After spending time with Lori at Stella, Fina observed Sheree Holloway, owner of Café 501 and Boulevard Steakhouse in Edmond, as well as a day with Cally Johnson, a chef and owner of Big Truck Tacos and Mutt’s Amazing Hot Dogs in Oklahoma City.
Fina was one of two recipients of the 2012 Enterprising Women of the Year awards at her graduation.
What about the Peace Through Business program inspires Fina? “I’m inspired by the fact that we can work together as women, despite our tribal differences,” she says. “When we focus on business, we can put those differences behind us.”
Power Of The Press
Freshta Hazeq, a 2012 Peace Through Business graduate from Afghanistan, started her own advertising and printing press company in Kabul – the first woman-owned printing press in her country. Shortly after being named one of two Enterprising Women of the Year at her graduation ceremony, Freshta returned to her country and won a job bid over a male competitor – the kind of bid that would advance her company to a considerably higher level. Unfortunately, male workers within her company were bribed to sabotage her business and the Taliban was enlisted to burn the company down.
Driven by fear for her life and for the lives of her family, Freshta initially fled the country. But her retreat into anonymity went against an even stronger drive: to build a successful enterprise and provide for the very family she wanted to protect. Courageously, Freshta went back to face threatening opposition. “I never lost my passion to go ahead and ignore all of them,” she says. “I believe nothing is impossible and no work is out of the reach of women.”
Freshta’s program mentor was Jason McWilliams, vice president of Impressions Printing in Oklahoma City. Jason finds inspiration from Freshta’s story. “Mentoring Freshta revealed so much,” Jason says. “The adversities she faced, and still faces, as a woman-owned business in her country cannot be comprehended by most of us here. I am in awe of her determination, will, strength and perseverance.”

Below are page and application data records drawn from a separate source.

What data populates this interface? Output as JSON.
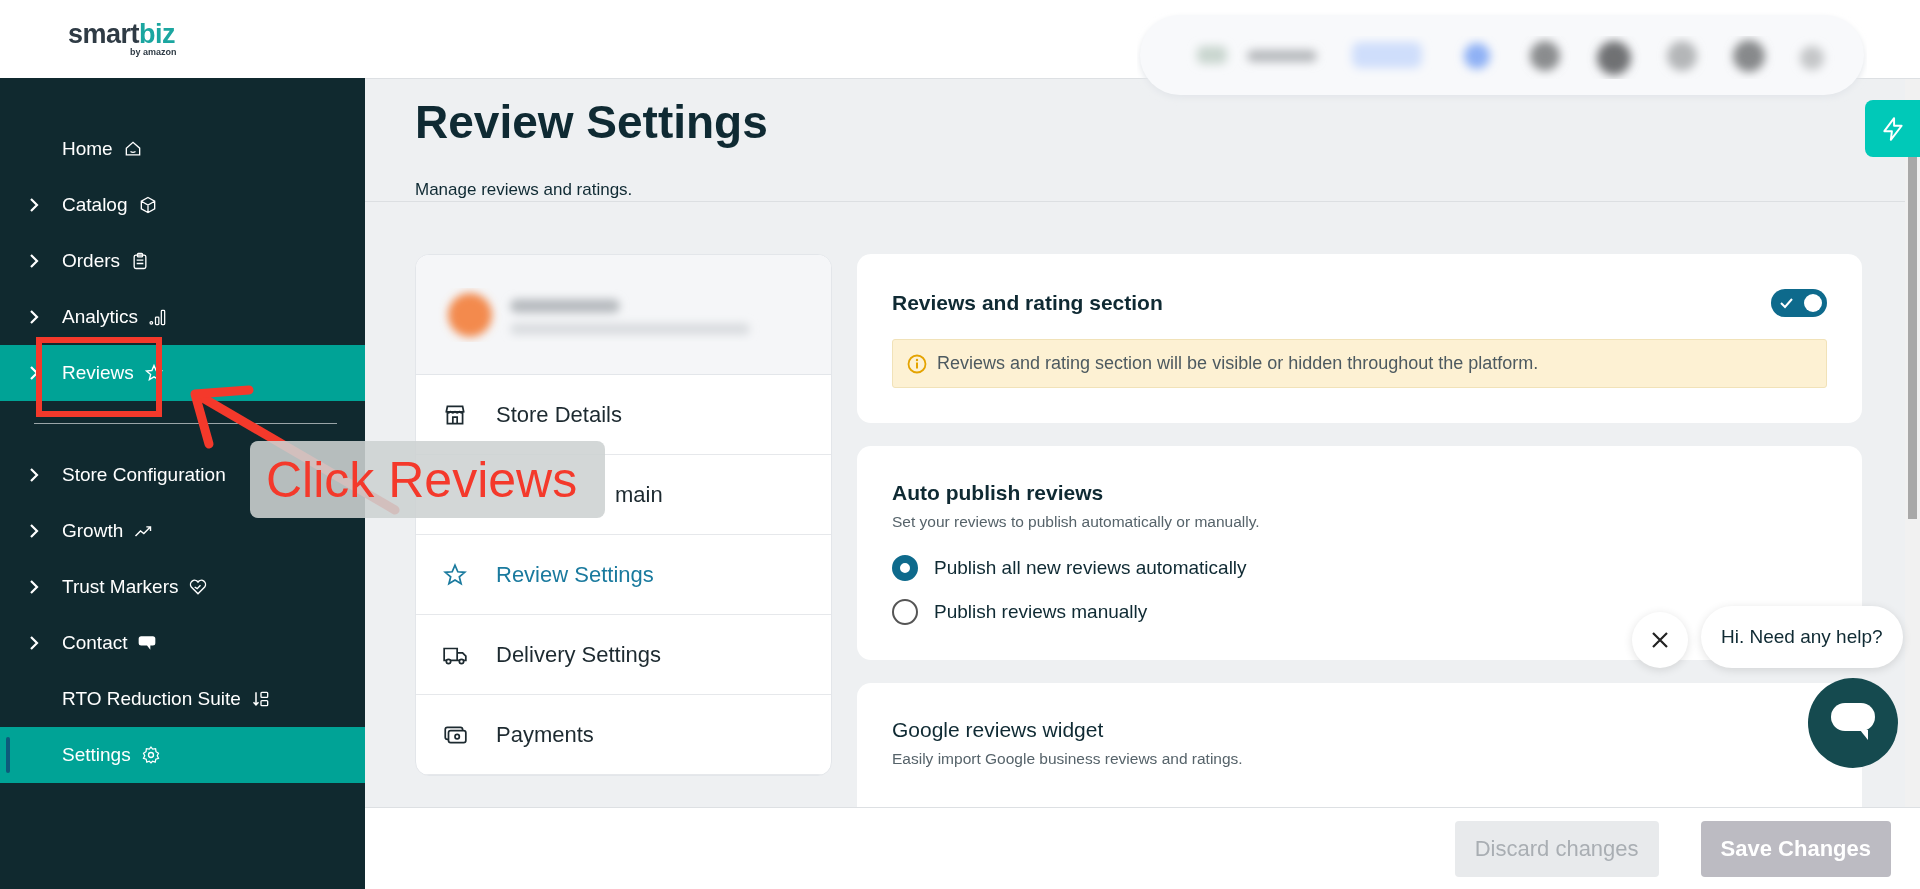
{
  "logo": {
    "name_dark": "smart",
    "name_accent": "biz",
    "tagline": "by amazon"
  },
  "sidebar": {
    "items": [
      {
        "label": "Home",
        "expandable": false,
        "highlighted": false,
        "selected": false
      },
      {
        "label": "Catalog",
        "expandable": true,
        "highlighted": false,
        "selected": false
      },
      {
        "label": "Orders",
        "expandable": true,
        "highlighted": false,
        "selected": false
      },
      {
        "label": "Analytics",
        "expandable": true,
        "highlighted": false,
        "selected": false
      },
      {
        "label": "Reviews",
        "expandable": true,
        "highlighted": true,
        "selected": false
      },
      {
        "kind": "divider"
      },
      {
        "label": "Store Configuration",
        "expandable": true,
        "highlighted": false,
        "selected": false
      },
      {
        "label": "Growth",
        "expandable": true,
        "highlighted": false,
        "selected": false
      },
      {
        "label": "Trust Markers",
        "expandable": true,
        "highlighted": false,
        "selected": false
      },
      {
        "label": "Contact",
        "expandable": true,
        "highlighted": false,
        "selected": false
      },
      {
        "label": "RTO Reduction Suite",
        "expandable": false,
        "highlighted": false,
        "selected": false
      },
      {
        "label": "Settings",
        "expandable": false,
        "highlighted": false,
        "selected": true
      }
    ]
  },
  "page": {
    "title": "Review Settings",
    "subtitle": "Manage reviews and ratings."
  },
  "settings_nav": {
    "items": [
      {
        "label": "Store Details",
        "selected": false
      },
      {
        "label": "main",
        "selected": false,
        "kind": "covered"
      },
      {
        "label": "Review Settings",
        "selected": true
      },
      {
        "label": "Delivery Settings",
        "selected": false
      },
      {
        "label": "Payments",
        "selected": false
      }
    ]
  },
  "cards": [
    {
      "kind": "toggle",
      "title": "Reviews and rating section",
      "on": true,
      "notice": "Reviews and rating section will be visible or hidden throughout the platform."
    },
    {
      "kind": "radio",
      "title": "Auto publish reviews",
      "description": "Set your reviews to publish automatically or manually.",
      "options": [
        {
          "label": "Publish all new reviews automatically",
          "selected": true
        },
        {
          "label": "Publish reviews manually",
          "selected": false
        }
      ]
    },
    {
      "kind": "plain",
      "title": "Google reviews widget",
      "description": "Easily import Google business reviews and ratings."
    }
  ],
  "footer": {
    "buttons": [
      "Discard changes",
      "Save Changes"
    ]
  },
  "chat": {
    "greeting": "Hi. Need any help?"
  },
  "annotation": {
    "text": "Click Reviews"
  }
}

Terry Neese adds that Freshta will be returning to Oklahoma City this July for additional leadership training. “This is the kind of person who could return to Afghanistan and seek the presidency,” Neese observes.